M'Lagan, P. Vandeleur, Colonel
Mahon. Viscount Walpole, rt. hon. S. H.
Manners, rt. hn. Lord J. Waterhouse, S.
Mayo, Earl of Welby, W. E.
Montagu, rt. hn. Lord R. Whitmore, H.
Montgomery, Sir G. Williams, F. M.
Morgan, O. Wise, H. C
Morris, G.
Neville-Grenville, R. TELLERS.
Noel, hon. G. J Lopes, H. C.
Paget, R. H. Hogg, Lieut.-Col. J. M.

Bill read a second time, and committed to a Select Committee.

And the numbers being equal, Mr. Speaker stated that he should follow the wise rule usually adopted in similar cases, by giving the House a further opportunity of considering the merits of the Bill at a future stage, and accordingly declared himself with the Ayes.

Main Question put, and agreed to.

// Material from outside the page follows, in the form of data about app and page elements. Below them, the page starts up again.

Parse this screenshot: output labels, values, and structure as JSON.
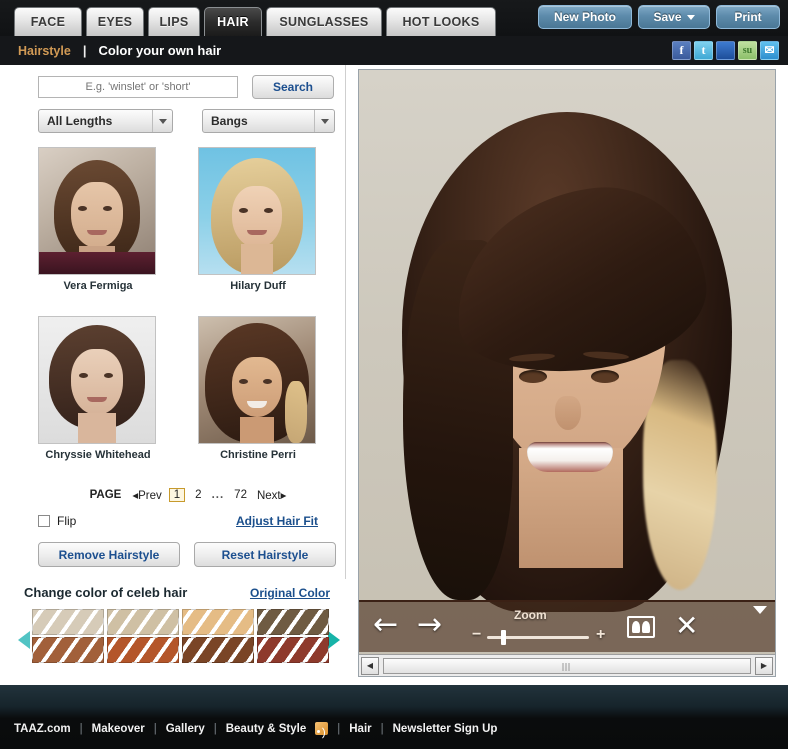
{
  "app": {
    "tabs": [
      {
        "label": "FACE",
        "active": false
      },
      {
        "label": "EYES",
        "active": false
      },
      {
        "label": "LIPS",
        "active": false
      },
      {
        "label": "HAIR",
        "active": true
      },
      {
        "label": "SUNGLASSES",
        "active": false
      },
      {
        "label": "HOT LOOKS",
        "active": false
      }
    ],
    "actions": {
      "new_photo": "New Photo",
      "save": "Save",
      "print": "Print"
    },
    "breadcrumb": {
      "section": "Hairstyle",
      "separator": "|",
      "title": "Color your own hair"
    },
    "social": [
      {
        "name": "facebook-icon",
        "glyph": "f"
      },
      {
        "name": "twitter-icon",
        "glyph": "t"
      },
      {
        "name": "myspace-icon",
        "glyph": " "
      },
      {
        "name": "stumbleupon-icon",
        "glyph": "su"
      },
      {
        "name": "email-icon",
        "glyph": "✉"
      }
    ]
  },
  "sidebar": {
    "search": {
      "placeholder": "E.g. 'winslet' or 'short'",
      "value": "",
      "button_label": "Search"
    },
    "filters": [
      {
        "name": "length",
        "value": "All Lengths"
      },
      {
        "name": "bangs",
        "value": "Bangs"
      }
    ],
    "hairstyles": [
      {
        "name": "Vera Fermiga"
      },
      {
        "name": "Hilary Duff"
      },
      {
        "name": "Chryssie Whitehead"
      },
      {
        "name": "Christine Perri"
      }
    ],
    "pagination": {
      "label": "PAGE",
      "prev": "◂Prev",
      "pages": [
        "1",
        "2"
      ],
      "current": "1",
      "dots": "...",
      "last": "72",
      "next": "Next▸"
    },
    "flip": {
      "label": "Flip",
      "checked": false
    },
    "adjust_link": "Adjust Hair Fit",
    "buttons": {
      "remove": "Remove Hairstyle",
      "reset": "Reset Hairstyle"
    },
    "color": {
      "title": "Change color of celeb hair",
      "original_link": "Original Color",
      "swatches": [
        "#d6cbb8",
        "#cfc0a4",
        "#e5bc85",
        "#6f5b42",
        "#a2603a",
        "#b4562a",
        "#7a4526",
        "#8e3a2c"
      ]
    }
  },
  "viewer": {
    "toolbar": {
      "back": "←",
      "forward": "→",
      "zoom_label": "Zoom",
      "zoom_minus": "−",
      "zoom_plus": "+",
      "zoom_value": "15",
      "compare": "compare-icon",
      "close": "✕",
      "collapse": "collapse-icon"
    },
    "scroll": {
      "left": "◀",
      "right": "▶"
    }
  },
  "footer": {
    "links": [
      "TAAZ.com",
      "Makeover",
      "Gallery",
      "Beauty & Style",
      "Hair",
      "Newsletter Sign Up"
    ],
    "separator": "|",
    "rss": "rss-icon"
  }
}
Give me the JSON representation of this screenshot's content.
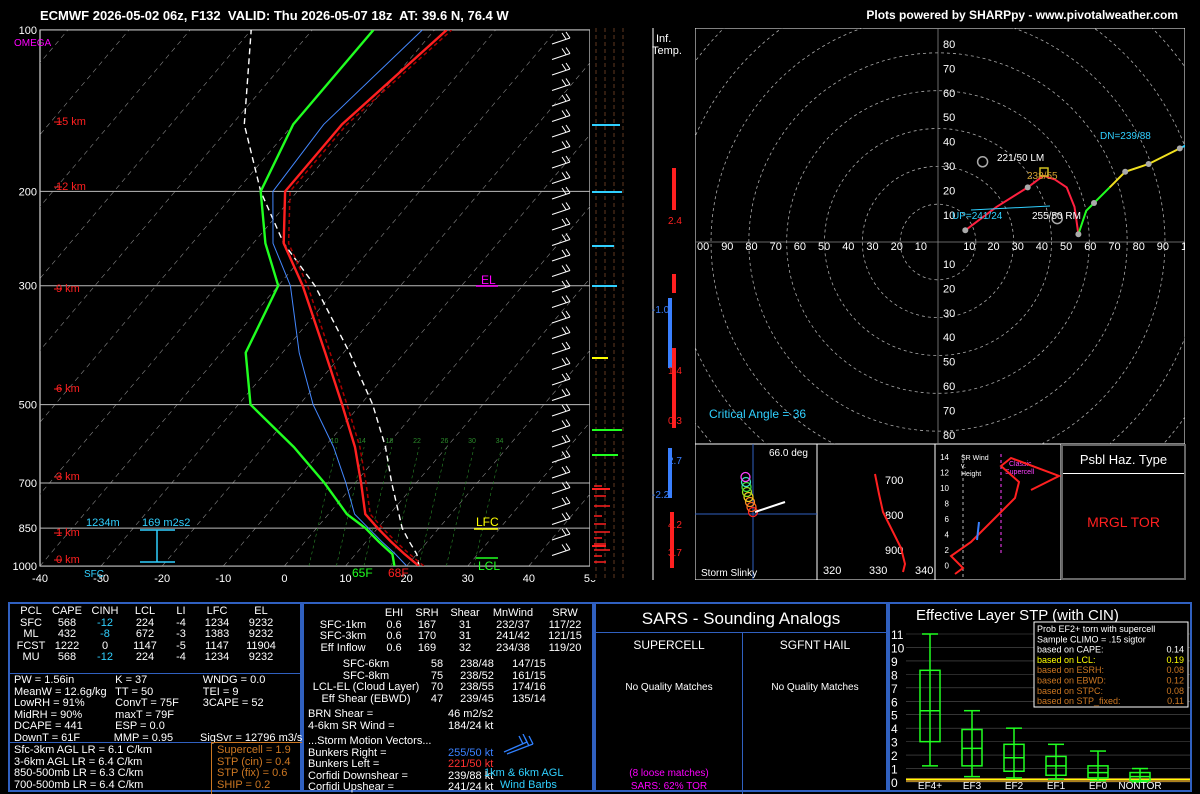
{
  "header": {
    "title": "ECMWF 2026-05-02 06z, F132  VALID: Thu 2026-05-07 18z  AT: 39.6 N, 76.4 W",
    "credit": "Plots powered by SHARPpy - www.pivotalweather.com"
  },
  "colors": {
    "border": "#3060c0",
    "temp": "#ff2020",
    "dewpoint": "#20ff20",
    "virtual": "#ff3030",
    "parcel": "#ffffff",
    "wetbulb": "#4488ff",
    "label_yellow": "#ffff00",
    "label_magenta": "#ff00ff",
    "cyan": "#30d0ff",
    "orange": "#cc7722",
    "grid": "#ffffff"
  },
  "chart_data": [
    {
      "type": "line",
      "name": "skewt",
      "xlim": [
        -40,
        50
      ],
      "ylim": [
        1000,
        100
      ],
      "x_ticks": [
        "-40",
        "-30",
        "-20",
        "-10",
        "0",
        "10",
        "20",
        "30",
        "40",
        "50"
      ],
      "pressure_ticks": [
        "100",
        "200",
        "300",
        "500",
        "700",
        "850",
        "1000"
      ],
      "height_labels": [
        "15 km",
        "12 km",
        "9 km",
        "6 km",
        "3 km",
        "1 km",
        "0 km"
      ],
      "omega_label": "OMEGA",
      "temperature": [
        [
          1000,
          22
        ],
        [
          950,
          18
        ],
        [
          900,
          14
        ],
        [
          850,
          10
        ],
        [
          800,
          6
        ],
        [
          700,
          1
        ],
        [
          600,
          -5
        ],
        [
          500,
          -13
        ],
        [
          400,
          -23
        ],
        [
          300,
          -36
        ],
        [
          250,
          -45
        ],
        [
          200,
          -52
        ],
        [
          150,
          -52
        ],
        [
          100,
          -48
        ]
      ],
      "dewpoint": [
        [
          1000,
          18
        ],
        [
          950,
          16
        ],
        [
          900,
          12
        ],
        [
          850,
          8
        ],
        [
          800,
          3
        ],
        [
          700,
          -5
        ],
        [
          600,
          -15
        ],
        [
          500,
          -28
        ],
        [
          400,
          -36
        ],
        [
          300,
          -40
        ],
        [
          250,
          -48
        ],
        [
          200,
          -56
        ],
        [
          150,
          -60
        ],
        [
          100,
          -60
        ]
      ],
      "parcel": [
        [
          1000,
          22
        ],
        [
          950,
          20
        ],
        [
          900,
          17
        ],
        [
          850,
          14
        ],
        [
          700,
          6
        ],
        [
          600,
          0
        ],
        [
          500,
          -8
        ],
        [
          400,
          -19
        ],
        [
          300,
          -34
        ],
        [
          250,
          -45
        ],
        [
          200,
          -56
        ],
        [
          150,
          -68
        ],
        [
          100,
          -80
        ]
      ],
      "surface_labels": {
        "temp": "68F",
        "dew": "65F",
        "sfc": "SFC",
        "lfc": "LFC",
        "lcl": "LCL",
        "el": "EL"
      },
      "inflow": {
        "depth": "1234m",
        "srh": "169 m2s2"
      },
      "mixing_ratio_labels": [
        "10",
        "14",
        "18",
        "22",
        "26",
        "30",
        "34"
      ]
    },
    {
      "type": "line",
      "name": "hodograph",
      "rings": [
        "10",
        "20",
        "30",
        "40",
        "50",
        "60",
        "70",
        "80"
      ],
      "x_labels": [
        "00",
        "90",
        "80",
        "70",
        "60",
        "50",
        "40",
        "30",
        "20",
        "10",
        "",
        "10",
        "20",
        "30",
        "40",
        "50",
        "60",
        "70",
        "80",
        "90",
        "1"
      ],
      "y_labels_top": [
        "80",
        "70",
        "60",
        "50",
        "40",
        "30",
        "20",
        "10"
      ],
      "y_labels_bottom": [
        "10",
        "20",
        "30",
        "40",
        "50",
        "60",
        "70",
        "80"
      ],
      "labels": {
        "lm": "221/50 LM",
        "rm": "255/50 RM",
        "up": "UP=241/24",
        "dn": "DN=239/88",
        "mean": "238/55"
      },
      "critical_angle": "Critical Angle = 36"
    },
    {
      "type": "line",
      "name": "temp-advection",
      "labels": [
        "2.4",
        "-1.0",
        "1.4",
        "0.3",
        "2.7",
        "-2.2",
        "4.2",
        "3.7"
      ],
      "title": "Inf. Temp."
    },
    {
      "type": "line",
      "name": "storm-slinky",
      "angle": "66.0 deg",
      "title": "Storm Slinky"
    },
    {
      "type": "line",
      "name": "theta-e",
      "y_labels": [
        "700",
        "800",
        "900"
      ],
      "x_labels": [
        "320",
        "330",
        "340"
      ]
    },
    {
      "type": "line",
      "name": "sr-wind",
      "y_labels": [
        "14",
        "12",
        "10",
        "8",
        "6",
        "4",
        "2",
        "0"
      ],
      "labels": [
        "SR Wind v. Height",
        "Classic Supercell"
      ]
    },
    {
      "type": "bar",
      "name": "stp",
      "title": "Effective Layer STP (with CIN)",
      "categories": [
        "EF4+",
        "EF3",
        "EF2",
        "EF1",
        "EF0",
        "NONTOR"
      ],
      "y_ticks": [
        "11",
        "10",
        "9",
        "8",
        "7",
        "6",
        "5",
        "4",
        "3",
        "2",
        "1",
        "0"
      ],
      "ylim": [
        0,
        11
      ],
      "box_values": [
        [
          1.2,
          3,
          5.3,
          8.3,
          11
        ],
        [
          0.4,
          1.2,
          2.5,
          3.9,
          5.3
        ],
        [
          0.3,
          0.8,
          1.8,
          2.8,
          4
        ],
        [
          0.2,
          0.5,
          1.2,
          1.9,
          2.8
        ],
        [
          0.1,
          0.3,
          0.7,
          1.2,
          2.3
        ],
        [
          0,
          0.1,
          0.4,
          0.7,
          1
        ]
      ],
      "value_line": 0.19
    }
  ],
  "parcel_table": {
    "headers": [
      "PCL",
      "CAPE",
      "CINH",
      "LCL",
      "LI",
      "LFC",
      "EL"
    ],
    "rows": [
      [
        "SFC",
        "568",
        "-12",
        "224",
        "-4",
        "1234",
        "9232"
      ],
      [
        "ML",
        "432",
        "-8",
        "672",
        "-3",
        "1383",
        "9232"
      ],
      [
        "FCST",
        "1222",
        "0",
        "1147",
        "-5",
        "1147",
        "11904"
      ],
      [
        "MU",
        "568",
        "-12",
        "224",
        "-4",
        "1234",
        "9232"
      ]
    ]
  },
  "indices": [
    [
      "PW = 1.56in",
      "K = 37",
      "WNDG = 0.0"
    ],
    [
      "MeanW = 12.6g/kg",
      "TT = 50",
      "TEI = 9"
    ],
    [
      "LowRH = 91%",
      "ConvT = 75F",
      "3CAPE = 52"
    ],
    [
      "MidRH = 90%",
      "maxT = 79F",
      ""
    ],
    [
      "DCAPE = 441",
      "ESP = 0.0",
      ""
    ],
    [
      "DownT = 61F",
      "MMP = 0.95",
      "SigSvr = 12796 m3/s3"
    ]
  ],
  "lapse_rates": [
    "Sfc-3km AGL LR = 6.1 C/km",
    "3-6km AGL LR = 6.4 C/km",
    "850-500mb LR = 6.3 C/km",
    "700-500mb LR = 6.4 C/km"
  ],
  "composite": [
    "Supercell = 1.9",
    "STP (cin) = 0.4",
    "STP (fix) = 0.6",
    "SHIP = 0.2"
  ],
  "kinematics": {
    "headers": [
      "",
      "EHI",
      "SRH",
      "Shear",
      "MnWind",
      "SRW"
    ],
    "rows": [
      [
        "SFC-1km",
        "0.6",
        "167",
        "31",
        "232/37",
        "117/22"
      ],
      [
        "SFC-3km",
        "0.6",
        "170",
        "31",
        "241/42",
        "121/15"
      ],
      [
        "Eff Inflow",
        "0.6",
        "169",
        "32",
        "234/38",
        "119/20"
      ],
      [
        "SFC-6km",
        "",
        "",
        "58",
        "238/48",
        "147/15"
      ],
      [
        "SFC-8km",
        "",
        "",
        "75",
        "238/52",
        "161/15"
      ],
      [
        "LCL-EL (Cloud Layer)",
        "",
        "",
        "70",
        "238/55",
        "174/16"
      ],
      [
        "Eff Shear (EBWD)",
        "",
        "",
        "47",
        "239/45",
        "135/14"
      ]
    ],
    "brn_shear": [
      "BRN Shear =",
      "46 m2/s2"
    ],
    "sr_wind": [
      "4-6km SR Wind =",
      "184/24 kt"
    ],
    "vectors_title": "...Storm Motion Vectors...",
    "vectors": [
      [
        "Bunkers Right =",
        "255/50 kt"
      ],
      [
        "Bunkers Left =",
        "221/50 kt"
      ],
      [
        "Corfidi Downshear =",
        "239/88 kt"
      ],
      [
        "Corfidi Upshear =",
        "241/24 kt"
      ]
    ],
    "barbs_label": [
      "1km & 6km AGL",
      "Wind Barbs"
    ]
  },
  "sars": {
    "title": "SARS - Sounding Analogs",
    "supercell": "SUPERCELL",
    "hail": "SGFNT HAIL",
    "no_match_1": "No Quality Matches",
    "no_match_2": "No Quality Matches",
    "loose": "(8 loose matches)",
    "tor": "SARS: 62% TOR"
  },
  "stp_box": {
    "lines": [
      [
        "Prob EF2+ torn with supercell",
        ""
      ],
      [
        "Sample CLIMO = .15 sigtor",
        ""
      ],
      [
        "based on CAPE:",
        "0.14"
      ],
      [
        "based on LCL:",
        "0.19"
      ],
      [
        "based on ESRH:",
        "0.08"
      ],
      [
        "based on EBWD:",
        "0.12"
      ],
      [
        "based on STPC:",
        "0.08"
      ],
      [
        "based on STP_fixed:",
        "0.11"
      ]
    ]
  },
  "hazard": {
    "title": "Psbl Haz. Type",
    "value": "MRGL TOR"
  }
}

And, on June 23, Committee nominated as follows: Mr. SHAW LEFEVRE, Mr. SOLICITOR GENERAL, Mr. LOWE, Mr. RUSELL GURNEY, Mr. HEADLAM, Mr. BAGGALLAY, Sir JOHN SIMEON, Mr. BEACH, Sir COLMAN O'LONGHLEN, Mr. AYRTON, Mr. GOLDNEY, Mr. BAINES, Mr. BENTINCK, Mr. JACOB BRIGHT, and Mr. POWELL:—Power to send for persons, papers, and records; Five to be the quorum.